The other recent approach seems to focus on copyright as property. Prevalent among this is theory of “traditional proprietarianism” which emphasizes on copyright as another bundle of rights associated with the right to traditional tangible property- rights of exclusive use and possession, rights against trespass etc. This theory serves an important link connecting different approaches and the real world- it secures and protects for labourers their property right in their authorial and artistic works and fruits of labour.

The sixth theoretical approach is authorial constructionism. This approach critiques the romanticization of the author and deconstructs the authors as a vessel which mixes several influences and experiences. The scholars of this school argue that authorial creations are collaborative exercises and overemphasizing the authorship concept undermines this collaborative nature. These theories however fail due to their unwillingness to extend the argument to its logical conclusion and therefore suggest that the copyright should vest with the society providing the experiences and influences- essentially advocating the end of copyright.

Conclusion - Searching for an answer in Pluralism

The answer to the insufficiencies of the classical and more recent copyright arguments can be found in pluralism. As the leading proponent of this school of thought, David Resnik suggests pluralism can be the answer because given the broad and diverse nature of the different rights that copyright encompasses, one needs an intellectual theory which can accommodate different ethnic, cultural, religious, moral and philosophical beliefs and use different arguments to account for diverse practices globally.

A pluralist account can make these accommodations because of its contextual approach, where the different values at stake are weighed to determine which value should have priority in which situation. The question then arises on how these competing values can be ranked. The pluralist answer is to look at the context to determine the priority. To elaborate, Resnik suggests that this ranking is done looking at the original, historical intent of the practice. For instance, with respect to “intellectual credit” of say authors, history has traditionally treated the interests of the authors and the creators as being of paramount importance. This helps explain the current thrust of copyright law.

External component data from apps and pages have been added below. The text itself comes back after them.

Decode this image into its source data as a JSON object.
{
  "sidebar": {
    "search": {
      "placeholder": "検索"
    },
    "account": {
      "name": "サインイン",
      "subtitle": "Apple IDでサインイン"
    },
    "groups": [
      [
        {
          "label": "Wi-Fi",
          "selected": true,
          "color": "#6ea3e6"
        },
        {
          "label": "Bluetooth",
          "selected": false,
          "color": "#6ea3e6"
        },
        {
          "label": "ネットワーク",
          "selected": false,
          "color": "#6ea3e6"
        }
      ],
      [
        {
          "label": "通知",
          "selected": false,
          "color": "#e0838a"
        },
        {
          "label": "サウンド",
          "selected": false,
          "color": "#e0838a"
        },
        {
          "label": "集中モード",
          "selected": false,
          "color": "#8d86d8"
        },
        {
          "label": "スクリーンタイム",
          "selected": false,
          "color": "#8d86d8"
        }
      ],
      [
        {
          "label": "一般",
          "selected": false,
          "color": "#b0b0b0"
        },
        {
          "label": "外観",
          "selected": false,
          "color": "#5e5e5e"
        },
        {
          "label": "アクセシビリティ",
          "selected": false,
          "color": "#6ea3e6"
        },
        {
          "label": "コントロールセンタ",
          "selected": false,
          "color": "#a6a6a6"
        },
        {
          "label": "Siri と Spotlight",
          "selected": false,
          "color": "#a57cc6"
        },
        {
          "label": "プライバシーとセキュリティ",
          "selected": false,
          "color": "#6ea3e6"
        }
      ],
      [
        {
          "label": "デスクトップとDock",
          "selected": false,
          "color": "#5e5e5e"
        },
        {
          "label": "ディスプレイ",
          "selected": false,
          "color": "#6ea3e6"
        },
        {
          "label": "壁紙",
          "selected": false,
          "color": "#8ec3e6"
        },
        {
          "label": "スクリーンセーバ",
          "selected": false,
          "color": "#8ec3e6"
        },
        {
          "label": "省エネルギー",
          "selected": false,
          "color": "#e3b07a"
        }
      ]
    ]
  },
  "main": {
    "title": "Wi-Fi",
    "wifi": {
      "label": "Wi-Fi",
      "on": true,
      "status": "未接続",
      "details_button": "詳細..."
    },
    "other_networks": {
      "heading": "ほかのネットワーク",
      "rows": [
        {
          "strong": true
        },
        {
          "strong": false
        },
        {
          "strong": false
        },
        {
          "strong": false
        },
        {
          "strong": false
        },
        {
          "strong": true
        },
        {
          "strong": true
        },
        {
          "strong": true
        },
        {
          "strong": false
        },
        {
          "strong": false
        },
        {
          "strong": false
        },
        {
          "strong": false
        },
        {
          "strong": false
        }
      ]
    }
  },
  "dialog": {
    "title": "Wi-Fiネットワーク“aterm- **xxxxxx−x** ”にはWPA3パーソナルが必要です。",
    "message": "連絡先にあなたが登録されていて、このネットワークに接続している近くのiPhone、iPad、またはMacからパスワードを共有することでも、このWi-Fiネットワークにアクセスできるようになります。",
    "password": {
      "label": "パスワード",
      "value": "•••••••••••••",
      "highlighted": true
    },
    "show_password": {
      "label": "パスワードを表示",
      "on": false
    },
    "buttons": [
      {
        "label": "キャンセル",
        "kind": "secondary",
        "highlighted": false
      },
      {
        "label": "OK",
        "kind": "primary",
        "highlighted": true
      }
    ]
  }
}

The contextual approach of pluralism and the originalist approach to the priority rankings helps provide the much needed theoretical cohesiveness to a regime seeking to justify an expansive intellectual property, or more precisely copyright, regime. However, the obvious critique also cannot be ignored- pluralism only helps explain or more accurately, justify why the laws stand as they do today. However, it does not necessarily answer the question of whether these laws should ideally be framed in that fashion. Also, while pluralism might provide an answer with respect to practices where there is a precedent, or some existing policy, the ranking priorities will fail to provide cohesive answers for newer intellectual property regimes where there is no precedent and one is trying the make new policies.

Thus, even after a survey of all existing justifications for copyright, while pluralism makes the strongest case, the search for a comprehensive philosophical rationale on which the concept of copyright can be defended proves elusive. And therefore, news reports like the “Happy Birthday” copyright news report still evokes questions on why a decades old song should remain out of the public domain without any convincing or conclusive answer!

PS: In 2016, a U.S. court approved a settlement that will put the "Happy Birthday" song in the public domain. It ends the ownership claims of Warner/Chappell Music, the music publishing company that has been collecting royalties on the song for years.